* [EXERCISE REQUIREMENTS]:
Which lines below contain the word "minutes"? Copy each of them.

(Website and app data records)
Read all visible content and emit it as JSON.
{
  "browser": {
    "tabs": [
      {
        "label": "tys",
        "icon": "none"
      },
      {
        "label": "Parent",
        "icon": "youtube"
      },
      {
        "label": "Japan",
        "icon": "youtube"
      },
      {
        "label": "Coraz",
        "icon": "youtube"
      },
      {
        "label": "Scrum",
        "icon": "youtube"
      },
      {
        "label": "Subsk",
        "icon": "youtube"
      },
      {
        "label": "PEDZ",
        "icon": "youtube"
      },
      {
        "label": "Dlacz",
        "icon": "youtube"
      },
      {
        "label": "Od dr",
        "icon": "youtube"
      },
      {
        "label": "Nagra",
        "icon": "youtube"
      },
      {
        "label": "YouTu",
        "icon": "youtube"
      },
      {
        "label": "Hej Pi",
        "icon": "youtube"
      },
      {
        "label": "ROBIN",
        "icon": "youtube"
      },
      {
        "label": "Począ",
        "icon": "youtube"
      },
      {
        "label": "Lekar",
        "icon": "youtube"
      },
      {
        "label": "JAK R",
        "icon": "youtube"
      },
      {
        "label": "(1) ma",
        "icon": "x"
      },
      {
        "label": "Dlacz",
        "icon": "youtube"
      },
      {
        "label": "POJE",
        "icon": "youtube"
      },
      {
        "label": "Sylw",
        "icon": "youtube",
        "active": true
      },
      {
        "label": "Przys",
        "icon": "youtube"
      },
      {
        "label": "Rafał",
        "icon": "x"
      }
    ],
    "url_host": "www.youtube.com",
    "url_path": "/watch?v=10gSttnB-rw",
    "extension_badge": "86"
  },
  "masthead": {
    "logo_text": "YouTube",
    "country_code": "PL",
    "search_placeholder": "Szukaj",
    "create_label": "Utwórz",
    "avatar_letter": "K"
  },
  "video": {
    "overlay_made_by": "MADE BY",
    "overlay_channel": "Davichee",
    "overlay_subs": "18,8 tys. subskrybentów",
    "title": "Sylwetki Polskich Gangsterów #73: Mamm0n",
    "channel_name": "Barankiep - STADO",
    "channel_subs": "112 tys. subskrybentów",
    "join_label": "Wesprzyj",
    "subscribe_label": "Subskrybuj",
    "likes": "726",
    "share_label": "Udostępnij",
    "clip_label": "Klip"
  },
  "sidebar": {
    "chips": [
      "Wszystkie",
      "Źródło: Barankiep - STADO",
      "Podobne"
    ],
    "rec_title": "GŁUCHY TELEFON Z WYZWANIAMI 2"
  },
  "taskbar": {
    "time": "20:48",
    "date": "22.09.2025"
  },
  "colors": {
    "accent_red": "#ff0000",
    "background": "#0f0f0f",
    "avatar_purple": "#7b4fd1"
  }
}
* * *
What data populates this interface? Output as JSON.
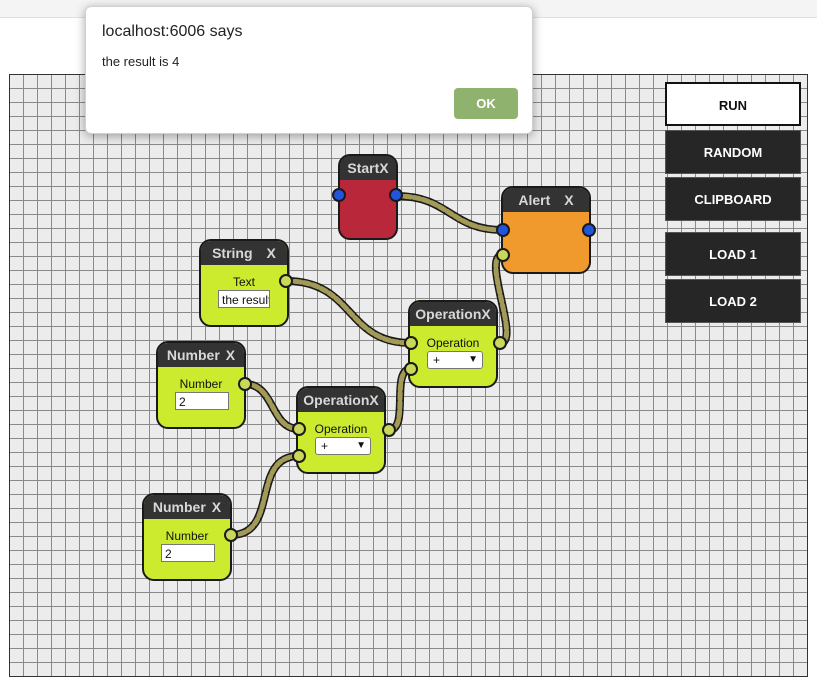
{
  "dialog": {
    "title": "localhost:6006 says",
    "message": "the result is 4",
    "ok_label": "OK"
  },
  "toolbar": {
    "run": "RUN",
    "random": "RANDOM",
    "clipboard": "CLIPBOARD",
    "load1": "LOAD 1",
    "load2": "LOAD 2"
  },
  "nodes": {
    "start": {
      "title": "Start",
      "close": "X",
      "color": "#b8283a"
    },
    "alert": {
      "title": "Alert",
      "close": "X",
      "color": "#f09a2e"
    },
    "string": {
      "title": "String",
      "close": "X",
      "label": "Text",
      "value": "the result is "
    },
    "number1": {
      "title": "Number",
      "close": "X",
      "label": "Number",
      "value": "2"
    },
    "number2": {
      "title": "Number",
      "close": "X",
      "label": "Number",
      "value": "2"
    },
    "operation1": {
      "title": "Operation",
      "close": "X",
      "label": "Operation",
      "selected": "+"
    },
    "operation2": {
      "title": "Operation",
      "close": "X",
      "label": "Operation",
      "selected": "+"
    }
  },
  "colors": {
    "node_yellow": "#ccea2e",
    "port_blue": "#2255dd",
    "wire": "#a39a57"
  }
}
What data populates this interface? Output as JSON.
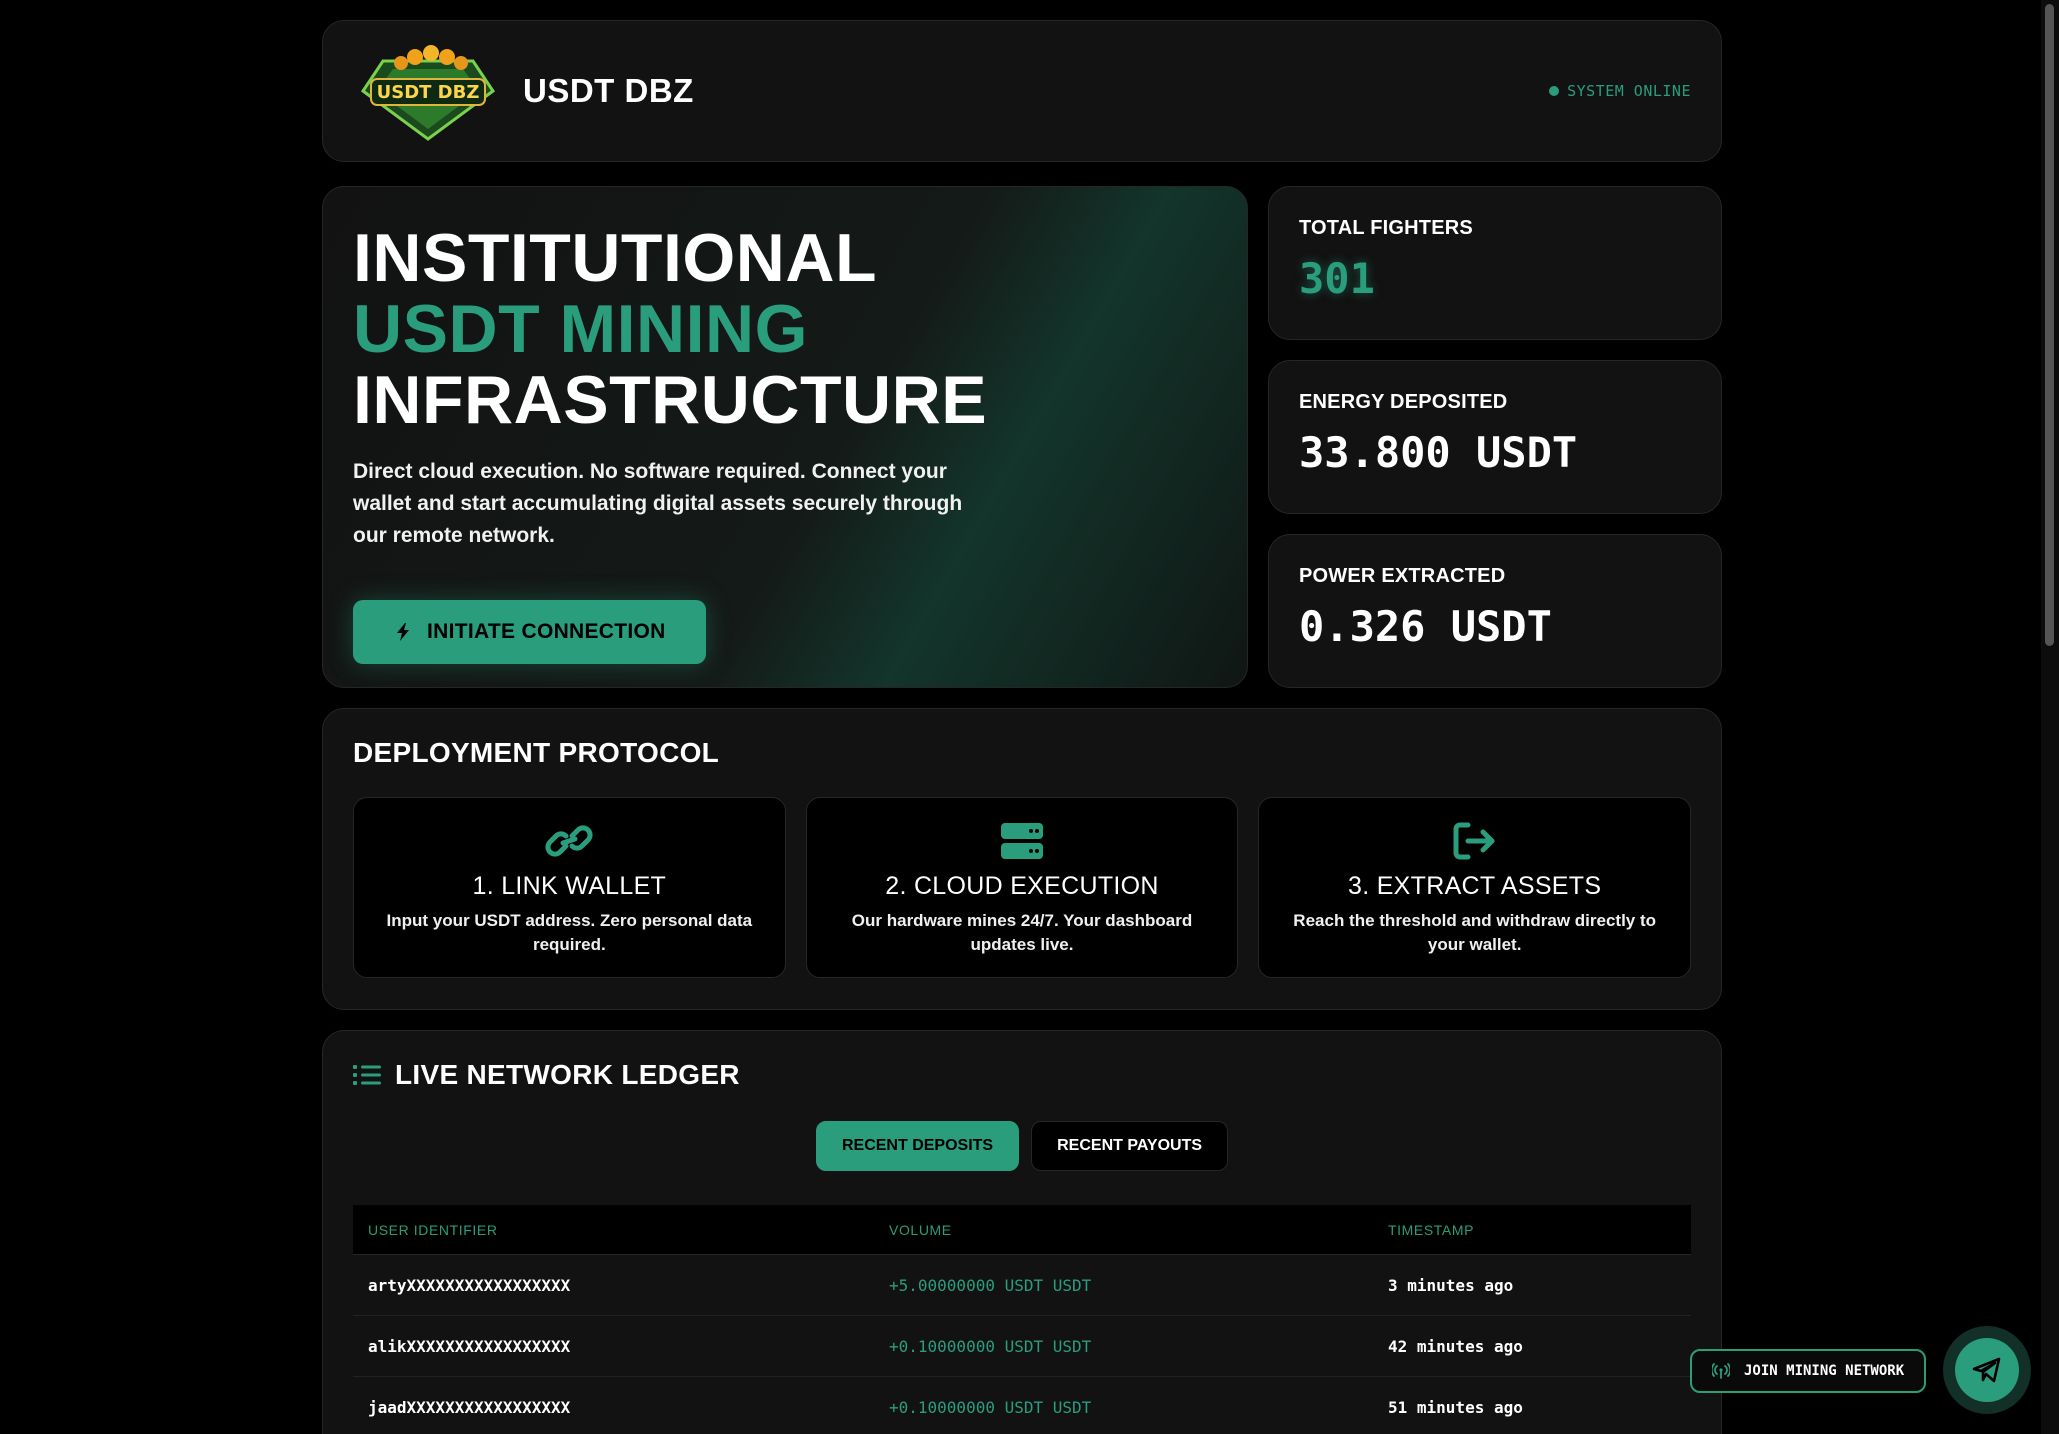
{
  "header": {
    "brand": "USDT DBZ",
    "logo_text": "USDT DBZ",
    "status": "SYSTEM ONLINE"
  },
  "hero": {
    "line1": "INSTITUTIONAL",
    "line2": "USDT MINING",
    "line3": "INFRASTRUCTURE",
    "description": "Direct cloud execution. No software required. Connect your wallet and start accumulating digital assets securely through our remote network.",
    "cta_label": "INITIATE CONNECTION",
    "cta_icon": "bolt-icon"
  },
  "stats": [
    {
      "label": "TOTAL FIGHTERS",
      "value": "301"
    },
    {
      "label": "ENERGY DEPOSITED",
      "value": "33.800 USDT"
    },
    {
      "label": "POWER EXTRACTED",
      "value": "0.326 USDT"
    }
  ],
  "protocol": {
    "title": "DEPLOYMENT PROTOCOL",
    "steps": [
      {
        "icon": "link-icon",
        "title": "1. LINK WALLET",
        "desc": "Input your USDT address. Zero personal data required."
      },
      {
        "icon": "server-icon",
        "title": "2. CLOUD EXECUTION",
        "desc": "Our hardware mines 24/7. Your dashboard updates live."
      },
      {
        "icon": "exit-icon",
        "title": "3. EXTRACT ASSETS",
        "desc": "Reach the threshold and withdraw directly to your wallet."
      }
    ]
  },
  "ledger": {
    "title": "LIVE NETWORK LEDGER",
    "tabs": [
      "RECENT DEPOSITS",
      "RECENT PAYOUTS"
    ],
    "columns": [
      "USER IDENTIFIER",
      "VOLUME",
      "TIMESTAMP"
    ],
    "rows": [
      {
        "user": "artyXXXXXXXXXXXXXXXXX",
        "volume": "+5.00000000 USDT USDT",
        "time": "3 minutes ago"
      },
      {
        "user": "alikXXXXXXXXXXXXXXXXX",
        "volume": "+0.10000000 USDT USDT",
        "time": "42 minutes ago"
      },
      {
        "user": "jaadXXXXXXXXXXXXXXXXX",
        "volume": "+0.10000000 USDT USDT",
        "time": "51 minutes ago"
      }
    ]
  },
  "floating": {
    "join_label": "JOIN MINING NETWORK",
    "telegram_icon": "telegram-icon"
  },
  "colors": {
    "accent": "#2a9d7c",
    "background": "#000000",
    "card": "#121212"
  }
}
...
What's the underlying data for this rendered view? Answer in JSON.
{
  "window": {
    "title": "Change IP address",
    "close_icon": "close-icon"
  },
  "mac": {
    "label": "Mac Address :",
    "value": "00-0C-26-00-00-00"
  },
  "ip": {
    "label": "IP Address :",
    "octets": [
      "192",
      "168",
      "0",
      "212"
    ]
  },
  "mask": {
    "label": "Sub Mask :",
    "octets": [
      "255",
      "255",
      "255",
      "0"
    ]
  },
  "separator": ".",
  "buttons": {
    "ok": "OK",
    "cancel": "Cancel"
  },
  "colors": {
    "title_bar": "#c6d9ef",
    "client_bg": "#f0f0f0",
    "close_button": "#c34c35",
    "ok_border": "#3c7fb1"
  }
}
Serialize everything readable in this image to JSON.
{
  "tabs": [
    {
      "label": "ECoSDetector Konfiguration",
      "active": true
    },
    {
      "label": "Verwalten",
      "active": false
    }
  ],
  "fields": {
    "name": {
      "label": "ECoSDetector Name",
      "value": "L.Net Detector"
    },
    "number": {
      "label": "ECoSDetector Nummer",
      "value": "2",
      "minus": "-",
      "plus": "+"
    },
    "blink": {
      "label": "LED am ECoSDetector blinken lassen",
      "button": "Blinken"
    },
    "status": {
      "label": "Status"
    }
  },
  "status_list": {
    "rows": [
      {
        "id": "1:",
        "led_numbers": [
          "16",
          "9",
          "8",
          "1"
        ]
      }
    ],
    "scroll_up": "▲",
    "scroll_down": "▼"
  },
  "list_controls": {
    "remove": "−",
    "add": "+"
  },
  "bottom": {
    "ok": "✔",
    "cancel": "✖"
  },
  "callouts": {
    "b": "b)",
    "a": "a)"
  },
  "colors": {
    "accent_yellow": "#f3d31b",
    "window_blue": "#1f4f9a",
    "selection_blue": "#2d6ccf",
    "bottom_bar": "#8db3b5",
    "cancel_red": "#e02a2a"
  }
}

* [TASK SOLUTION]:
        "time": "3 minutes ago"
        "time": "42 minutes ago"
        "time": "51 minutes ago"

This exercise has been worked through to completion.